(Required action) Output all of the listing below, leaving every line unchanged.

(Data extract)
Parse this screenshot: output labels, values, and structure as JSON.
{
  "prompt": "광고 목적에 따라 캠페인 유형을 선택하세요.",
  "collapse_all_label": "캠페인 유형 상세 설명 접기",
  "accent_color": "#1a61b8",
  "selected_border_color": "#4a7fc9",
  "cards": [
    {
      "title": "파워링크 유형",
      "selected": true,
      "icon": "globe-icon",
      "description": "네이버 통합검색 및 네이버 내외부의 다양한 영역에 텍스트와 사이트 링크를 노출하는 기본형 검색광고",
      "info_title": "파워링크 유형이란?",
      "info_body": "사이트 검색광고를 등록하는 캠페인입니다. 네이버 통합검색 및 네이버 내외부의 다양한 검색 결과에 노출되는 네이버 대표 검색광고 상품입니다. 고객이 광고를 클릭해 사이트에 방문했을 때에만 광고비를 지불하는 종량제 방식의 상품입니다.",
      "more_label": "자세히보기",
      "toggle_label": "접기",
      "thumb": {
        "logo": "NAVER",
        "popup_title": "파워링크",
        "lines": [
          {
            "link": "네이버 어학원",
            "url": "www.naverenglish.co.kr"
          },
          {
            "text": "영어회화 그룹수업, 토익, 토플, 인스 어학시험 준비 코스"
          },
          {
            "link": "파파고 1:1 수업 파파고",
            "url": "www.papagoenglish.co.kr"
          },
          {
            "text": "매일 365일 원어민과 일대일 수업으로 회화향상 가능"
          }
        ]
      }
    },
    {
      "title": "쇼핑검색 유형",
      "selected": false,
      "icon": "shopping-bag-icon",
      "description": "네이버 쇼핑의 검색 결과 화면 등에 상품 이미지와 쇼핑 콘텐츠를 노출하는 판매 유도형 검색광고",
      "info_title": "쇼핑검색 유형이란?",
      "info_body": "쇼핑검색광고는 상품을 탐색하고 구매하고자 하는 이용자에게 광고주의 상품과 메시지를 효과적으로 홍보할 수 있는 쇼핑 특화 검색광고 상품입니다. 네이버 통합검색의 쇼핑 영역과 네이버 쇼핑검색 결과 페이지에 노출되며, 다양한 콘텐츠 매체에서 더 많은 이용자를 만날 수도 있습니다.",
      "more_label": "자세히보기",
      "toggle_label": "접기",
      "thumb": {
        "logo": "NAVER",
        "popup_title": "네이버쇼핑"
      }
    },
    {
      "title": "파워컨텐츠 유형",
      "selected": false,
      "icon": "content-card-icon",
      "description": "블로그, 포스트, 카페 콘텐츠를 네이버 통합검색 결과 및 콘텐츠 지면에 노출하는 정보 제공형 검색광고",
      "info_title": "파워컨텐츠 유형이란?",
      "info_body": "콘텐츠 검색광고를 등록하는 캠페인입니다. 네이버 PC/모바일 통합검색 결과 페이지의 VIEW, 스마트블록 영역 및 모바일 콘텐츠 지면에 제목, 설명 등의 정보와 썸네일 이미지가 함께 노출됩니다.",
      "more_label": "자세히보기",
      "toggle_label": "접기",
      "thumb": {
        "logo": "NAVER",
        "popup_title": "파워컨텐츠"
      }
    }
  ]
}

(Result of this task)
Parse this screenshot: output labels, values, and structure as JSON.
{
  "prompt": "광고 목적에 따라 캠페인 유형을 선택하세요.",
  "collapse_all_label": "캠페인 유형 상세 설명 접기",
  "accent_color": "#1a61b8",
  "selected_border_color": "#4a7fc9",
  "cards": [
    {
      "title": "파워링크 유형",
      "selected": true,
      "icon": "globe-icon",
      "description": "네이버 통합검색 및 네이버 내외부의 다양한 영역에 텍스트와 사이트 링크를 노출하는 기본형 검색광고",
      "info_title": "파워링크 유형이란?",
      "info_body": "사이트 검색광고를 등록하는 캠페인입니다. 네이버 통합검색 및 네이버 내외부의 다양한 검색 결과에 노출되는 네이버 대표 검색광고 상품입니다. 고객이 광고를 클릭해 사이트에 방문했을 때에만 광고비를 지불하는 종량제 방식의 상품입니다.",
      "more_label": "자세히보기",
      "toggle_label": "접기",
      "thumb": {
        "logo": "NAVER",
        "popup_title": "파워링크",
        "lines": [
          {
            "link": "네이버 어학원",
            "url": "www.naverenglish.co.kr"
          },
          {
            "text": "영어회화 그룹수업, 토익, 토플, 인스 어학시험 준비 코스"
          },
          {
            "link": "파파고 1:1 수업 파파고",
            "url": "www.papagoenglish.co.kr"
          },
          {
            "text": "매일 365일 원어민과 일대일 수업으로 회화향상 가능"
          }
        ]
      }
    },
    {
      "title": "쇼핑검색 유형",
      "selected": false,
      "icon": "shopping-bag-icon",
      "description": "네이버 쇼핑의 검색 결과 화면 등에 상품 이미지와 쇼핑 콘텐츠를 노출하는 판매 유도형 검색광고",
      "info_title": "쇼핑검색 유형이란?",
      "info_body": "쇼핑검색광고는 상품을 탐색하고 구매하고자 하는 이용자에게 광고주의 상품과 메시지를 효과적으로 홍보할 수 있는 쇼핑 특화 검색광고 상품입니다. 네이버 통합검색의 쇼핑 영역과 네이버 쇼핑검색 결과 페이지에 노출되며, 다양한 콘텐츠 매체에서 더 많은 이용자를 만날 수도 있습니다.",
      "more_label": "자세히보기",
      "toggle_label": "접기",
      "thumb": {
        "logo": "NAVER",
        "popup_title": "네이버쇼핑"
      }
    },
    {
      "title": "파워컨텐츠 유형",
      "selected": false,
      "icon": "content-card-icon",
      "description": "블로그, 포스트, 카페 콘텐츠를 네이버 통합검색 결과 및 콘텐츠 지면에 노출하는 정보 제공형 검색광고",
      "info_title": "파워컨텐츠 유형이란?",
      "info_body": "콘텐츠 검색광고를 등록하는 캠페인입니다. 네이버 PC/모바일 통합검색 결과 페이지의 VIEW, 스마트블록 영역 및 모바일 콘텐츠 지면에 제목, 설명 등의 정보와 썸네일 이미지가 함께 노출됩니다.",
      "more_label": "자세히보기",
      "toggle_label": "접기",
      "thumb": {
        "logo": "NAVER",
        "popup_title": "파워컨텐츠"
      }
    }
  ]
}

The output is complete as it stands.